African database will 'tap global knowledge'
[LILONGWE] African researchers are developing a database of where to find scientific information on the Internet.
Preparatory work has begun on the online information source, known as Access to Scientific Knowledge in Africa (ASKIA).
The project — run by the Ethiopia-based UN Economic Commission for Africa through their Information and Communication Technology division — aims to support and promote access to scientific knowledge for scientists, university students, lecturers and policymakers.
Alex Tindimubona, of the Economic Commission for Africa, says that once fully operational, ASKIA should provide another mechanism by which African scientific institutions can tap into global scientific knowledge.
The database — for scientific institutions in Africa — is intended to include searchable collections of material.
Preparations began earlier this month (7 August), with an email questionnaire sent to African scientists and institutions asking them to discuss their most urgent needs in the production, dissemination and use of scientific knowledge.
Tindimubona says he has received interesting feedback, which is being used to design the online database.
However, Michael Khan, director of the Centre for Science Technology and Innovation Indicators at the Human Sciences Research Council in South Africa, warned that the questionnaire might not be sufficiently sophisticated to reveal useful insights into how best to address the lack of access to information.
Tigere Chagutah, from the Zimbabwe-based Southern Africa Research and Documentation Centre, a project of the Southern African Development Community, said biotechnology research was of immense importance for food security and health and should be a priority on the ASKIA database.

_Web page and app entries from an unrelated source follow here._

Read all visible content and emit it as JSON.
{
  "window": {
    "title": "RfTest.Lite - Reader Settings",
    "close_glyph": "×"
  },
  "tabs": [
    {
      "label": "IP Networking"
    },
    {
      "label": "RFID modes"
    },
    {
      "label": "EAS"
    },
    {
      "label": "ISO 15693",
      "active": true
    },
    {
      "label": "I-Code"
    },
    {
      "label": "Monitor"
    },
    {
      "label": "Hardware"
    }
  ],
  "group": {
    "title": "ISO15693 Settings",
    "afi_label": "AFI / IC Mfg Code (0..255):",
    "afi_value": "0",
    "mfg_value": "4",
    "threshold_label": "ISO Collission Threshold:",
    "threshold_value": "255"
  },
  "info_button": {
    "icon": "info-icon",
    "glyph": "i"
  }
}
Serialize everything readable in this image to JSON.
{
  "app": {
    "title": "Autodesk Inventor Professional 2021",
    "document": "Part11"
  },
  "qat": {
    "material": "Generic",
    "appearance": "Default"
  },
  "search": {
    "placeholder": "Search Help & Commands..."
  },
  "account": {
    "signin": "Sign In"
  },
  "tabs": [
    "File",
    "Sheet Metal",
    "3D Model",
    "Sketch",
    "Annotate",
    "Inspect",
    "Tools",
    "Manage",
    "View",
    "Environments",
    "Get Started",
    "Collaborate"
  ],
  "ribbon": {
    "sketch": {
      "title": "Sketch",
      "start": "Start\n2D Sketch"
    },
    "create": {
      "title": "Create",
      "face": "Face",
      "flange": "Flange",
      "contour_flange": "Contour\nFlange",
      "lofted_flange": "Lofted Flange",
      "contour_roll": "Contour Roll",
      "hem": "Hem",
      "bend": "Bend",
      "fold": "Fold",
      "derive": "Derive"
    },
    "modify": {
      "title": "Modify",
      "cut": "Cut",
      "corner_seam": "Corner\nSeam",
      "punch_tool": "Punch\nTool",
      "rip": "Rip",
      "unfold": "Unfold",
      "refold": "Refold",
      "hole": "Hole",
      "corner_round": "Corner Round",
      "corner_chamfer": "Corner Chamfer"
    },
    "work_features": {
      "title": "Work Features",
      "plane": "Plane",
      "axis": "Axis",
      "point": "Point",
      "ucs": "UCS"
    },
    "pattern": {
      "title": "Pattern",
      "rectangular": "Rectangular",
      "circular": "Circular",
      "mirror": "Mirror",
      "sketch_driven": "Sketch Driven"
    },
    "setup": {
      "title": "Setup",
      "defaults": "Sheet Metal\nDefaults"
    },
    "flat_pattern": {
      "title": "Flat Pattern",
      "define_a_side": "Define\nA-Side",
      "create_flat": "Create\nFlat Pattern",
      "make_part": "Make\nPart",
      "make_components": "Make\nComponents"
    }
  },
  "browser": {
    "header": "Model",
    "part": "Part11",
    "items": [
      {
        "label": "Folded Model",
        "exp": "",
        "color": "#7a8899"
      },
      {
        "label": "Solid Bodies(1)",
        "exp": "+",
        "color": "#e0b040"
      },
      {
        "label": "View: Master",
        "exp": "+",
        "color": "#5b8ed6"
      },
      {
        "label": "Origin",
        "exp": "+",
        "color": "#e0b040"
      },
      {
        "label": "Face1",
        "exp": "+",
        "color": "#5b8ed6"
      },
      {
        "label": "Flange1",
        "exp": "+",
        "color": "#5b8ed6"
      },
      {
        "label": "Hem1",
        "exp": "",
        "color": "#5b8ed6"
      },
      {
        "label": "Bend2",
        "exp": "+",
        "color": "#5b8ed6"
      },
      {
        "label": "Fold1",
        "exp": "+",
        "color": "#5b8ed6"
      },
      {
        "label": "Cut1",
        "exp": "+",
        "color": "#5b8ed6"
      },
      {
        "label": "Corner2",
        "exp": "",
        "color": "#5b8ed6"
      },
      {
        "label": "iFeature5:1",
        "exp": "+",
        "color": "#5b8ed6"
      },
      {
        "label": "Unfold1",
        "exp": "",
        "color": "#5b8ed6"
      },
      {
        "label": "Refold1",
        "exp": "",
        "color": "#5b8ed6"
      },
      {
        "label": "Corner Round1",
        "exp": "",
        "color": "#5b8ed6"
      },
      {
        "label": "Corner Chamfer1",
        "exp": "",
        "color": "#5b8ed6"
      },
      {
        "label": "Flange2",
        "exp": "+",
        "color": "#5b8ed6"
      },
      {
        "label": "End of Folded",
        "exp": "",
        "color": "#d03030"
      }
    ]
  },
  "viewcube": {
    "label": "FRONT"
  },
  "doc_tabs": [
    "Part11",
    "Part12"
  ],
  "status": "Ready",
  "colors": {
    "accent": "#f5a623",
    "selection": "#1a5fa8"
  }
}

He said such research, if available online for other researchers, might make for easier peer review without contravening intellectual property rights.